'''
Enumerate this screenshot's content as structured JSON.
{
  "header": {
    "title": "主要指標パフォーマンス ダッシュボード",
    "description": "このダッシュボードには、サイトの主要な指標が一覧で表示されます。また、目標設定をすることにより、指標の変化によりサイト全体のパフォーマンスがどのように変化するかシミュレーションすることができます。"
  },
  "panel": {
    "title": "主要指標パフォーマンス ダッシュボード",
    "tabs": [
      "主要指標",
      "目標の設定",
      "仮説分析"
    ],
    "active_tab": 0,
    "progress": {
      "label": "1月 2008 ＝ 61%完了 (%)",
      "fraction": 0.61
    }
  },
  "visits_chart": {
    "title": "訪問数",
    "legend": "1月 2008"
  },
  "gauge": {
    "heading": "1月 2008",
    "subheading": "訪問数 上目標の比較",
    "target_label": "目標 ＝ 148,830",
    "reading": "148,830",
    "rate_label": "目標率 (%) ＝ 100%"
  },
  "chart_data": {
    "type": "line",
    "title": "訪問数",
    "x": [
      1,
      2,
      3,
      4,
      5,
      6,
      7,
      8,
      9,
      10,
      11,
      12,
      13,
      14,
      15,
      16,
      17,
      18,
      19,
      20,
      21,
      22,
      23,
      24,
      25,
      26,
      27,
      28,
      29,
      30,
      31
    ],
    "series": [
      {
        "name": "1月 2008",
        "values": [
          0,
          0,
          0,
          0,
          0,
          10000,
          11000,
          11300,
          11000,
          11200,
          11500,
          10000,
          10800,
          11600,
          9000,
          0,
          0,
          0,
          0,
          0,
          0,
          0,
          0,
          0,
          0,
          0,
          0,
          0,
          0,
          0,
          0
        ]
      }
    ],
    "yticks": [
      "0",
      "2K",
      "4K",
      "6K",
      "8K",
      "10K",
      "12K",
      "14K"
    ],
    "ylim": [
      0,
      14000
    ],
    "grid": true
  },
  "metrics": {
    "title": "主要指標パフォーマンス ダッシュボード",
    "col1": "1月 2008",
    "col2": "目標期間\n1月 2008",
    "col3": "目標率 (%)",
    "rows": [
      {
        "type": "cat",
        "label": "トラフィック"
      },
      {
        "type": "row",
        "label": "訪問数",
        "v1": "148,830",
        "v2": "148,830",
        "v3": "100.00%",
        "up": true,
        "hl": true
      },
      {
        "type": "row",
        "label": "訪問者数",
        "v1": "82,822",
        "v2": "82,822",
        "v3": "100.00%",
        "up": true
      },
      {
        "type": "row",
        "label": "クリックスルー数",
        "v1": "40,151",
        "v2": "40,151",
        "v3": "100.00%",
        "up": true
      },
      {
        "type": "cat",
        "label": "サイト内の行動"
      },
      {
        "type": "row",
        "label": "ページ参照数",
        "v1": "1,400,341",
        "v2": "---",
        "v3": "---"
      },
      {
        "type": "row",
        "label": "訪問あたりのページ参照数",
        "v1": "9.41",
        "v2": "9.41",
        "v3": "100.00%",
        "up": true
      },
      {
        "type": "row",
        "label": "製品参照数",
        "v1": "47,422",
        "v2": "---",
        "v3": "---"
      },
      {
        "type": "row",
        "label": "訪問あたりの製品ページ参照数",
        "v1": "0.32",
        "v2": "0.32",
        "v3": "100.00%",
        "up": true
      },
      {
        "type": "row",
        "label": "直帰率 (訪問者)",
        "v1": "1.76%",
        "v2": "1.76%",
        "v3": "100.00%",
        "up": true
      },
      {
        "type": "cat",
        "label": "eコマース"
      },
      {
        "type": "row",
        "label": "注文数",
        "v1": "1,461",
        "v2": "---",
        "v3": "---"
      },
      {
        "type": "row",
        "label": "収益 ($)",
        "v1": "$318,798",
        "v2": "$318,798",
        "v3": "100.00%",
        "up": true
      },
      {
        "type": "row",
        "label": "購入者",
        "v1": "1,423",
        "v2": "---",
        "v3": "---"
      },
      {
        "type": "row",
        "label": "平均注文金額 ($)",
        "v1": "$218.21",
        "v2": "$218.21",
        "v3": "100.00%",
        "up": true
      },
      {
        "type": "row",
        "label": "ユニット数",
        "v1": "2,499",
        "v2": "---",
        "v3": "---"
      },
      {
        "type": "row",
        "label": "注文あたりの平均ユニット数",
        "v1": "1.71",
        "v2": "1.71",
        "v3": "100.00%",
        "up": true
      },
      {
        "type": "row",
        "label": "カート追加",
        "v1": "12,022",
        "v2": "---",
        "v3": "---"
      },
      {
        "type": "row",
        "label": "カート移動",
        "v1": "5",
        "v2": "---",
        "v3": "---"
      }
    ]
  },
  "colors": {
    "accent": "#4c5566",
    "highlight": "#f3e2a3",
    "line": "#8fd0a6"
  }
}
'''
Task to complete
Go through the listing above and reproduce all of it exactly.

Task output
Enumerate this screenshot's content as structured JSON.
{
  "header": {
    "title": "主要指標パフォーマンス ダッシュボード",
    "description": "このダッシュボードには、サイトの主要な指標が一覧で表示されます。また、目標設定をすることにより、指標の変化によりサイト全体のパフォーマンスがどのように変化するかシミュレーションすることができます。"
  },
  "panel": {
    "title": "主要指標パフォーマンス ダッシュボード",
    "tabs": [
      "主要指標",
      "目標の設定",
      "仮説分析"
    ],
    "active_tab": 0,
    "progress": {
      "label": "1月 2008 ＝ 61%完了 (%)",
      "fraction": 0.61
    }
  },
  "visits_chart": {
    "title": "訪問数",
    "legend": "1月 2008"
  },
  "gauge": {
    "heading": "1月 2008",
    "subheading": "訪問数 上目標の比較",
    "target_label": "目標 ＝ 148,830",
    "reading": "148,830",
    "rate_label": "目標率 (%) ＝ 100%"
  },
  "chart_data": {
    "type": "line",
    "title": "訪問数",
    "x": [
      1,
      2,
      3,
      4,
      5,
      6,
      7,
      8,
      9,
      10,
      11,
      12,
      13,
      14,
      15,
      16,
      17,
      18,
      19,
      20,
      21,
      22,
      23,
      24,
      25,
      26,
      27,
      28,
      29,
      30,
      31
    ],
    "series": [
      {
        "name": "1月 2008",
        "values": [
          0,
          0,
          0,
          0,
          0,
          10000,
          11000,
          11300,
          11000,
          11200,
          11500,
          10000,
          10800,
          11600,
          9000,
          0,
          0,
          0,
          0,
          0,
          0,
          0,
          0,
          0,
          0,
          0,
          0,
          0,
          0,
          0,
          0
        ]
      }
    ],
    "yticks": [
      "0",
      "2K",
      "4K",
      "6K",
      "8K",
      "10K",
      "12K",
      "14K"
    ],
    "ylim": [
      0,
      14000
    ],
    "grid": true
  },
  "metrics": {
    "title": "主要指標パフォーマンス ダッシュボード",
    "col1": "1月 2008",
    "col2": "目標期間\n1月 2008",
    "col3": "目標率 (%)",
    "rows": [
      {
        "type": "cat",
        "label": "トラフィック"
      },
      {
        "type": "row",
        "label": "訪問数",
        "v1": "148,830",
        "v2": "148,830",
        "v3": "100.00%",
        "up": true,
        "hl": true
      },
      {
        "type": "row",
        "label": "訪問者数",
        "v1": "82,822",
        "v2": "82,822",
        "v3": "100.00%",
        "up": true
      },
      {
        "type": "row",
        "label": "クリックスルー数",
        "v1": "40,151",
        "v2": "40,151",
        "v3": "100.00%",
        "up": true
      },
      {
        "type": "cat",
        "label": "サイト内の行動"
      },
      {
        "type": "row",
        "label": "ページ参照数",
        "v1": "1,400,341",
        "v2": "---",
        "v3": "---"
      },
      {
        "type": "row",
        "label": "訪問あたりのページ参照数",
        "v1": "9.41",
        "v2": "9.41",
        "v3": "100.00%",
        "up": true
      },
      {
        "type": "row",
        "label": "製品参照数",
        "v1": "47,422",
        "v2": "---",
        "v3": "---"
      },
      {
        "type": "row",
        "label": "訪問あたりの製品ページ参照数",
        "v1": "0.32",
        "v2": "0.32",
        "v3": "100.00%",
        "up": true
      },
      {
        "type": "row",
        "label": "直帰率 (訪問者)",
        "v1": "1.76%",
        "v2": "1.76%",
        "v3": "100.00%",
        "up": true
      },
      {
        "type": "cat",
        "label": "eコマース"
      },
      {
        "type": "row",
        "label": "注文数",
        "v1": "1,461",
        "v2": "---",
        "v3": "---"
      },
      {
        "type": "row",
        "label": "収益 ($)",
        "v1": "$318,798",
        "v2": "$318,798",
        "v3": "100.00%",
        "up": true
      },
      {
        "type": "row",
        "label": "購入者",
        "v1": "1,423",
        "v2": "---",
        "v3": "---"
      },
      {
        "type": "row",
        "label": "平均注文金額 ($)",
        "v1": "$218.21",
        "v2": "$218.21",
        "v3": "100.00%",
        "up": true
      },
      {
        "type": "row",
        "label": "ユニット数",
        "v1": "2,499",
        "v2": "---",
        "v3": "---"
      },
      {
        "type": "row",
        "label": "注文あたりの平均ユニット数",
        "v1": "1.71",
        "v2": "1.71",
        "v3": "100.00%",
        "up": true
      },
      {
        "type": "row",
        "label": "カート追加",
        "v1": "12,022",
        "v2": "---",
        "v3": "---"
      },
      {
        "type": "row",
        "label": "カート移動",
        "v1": "5",
        "v2": "---",
        "v3": "---"
      }
    ]
  },
  "colors": {
    "accent": "#4c5566",
    "highlight": "#f3e2a3",
    "line": "#8fd0a6"
  }
}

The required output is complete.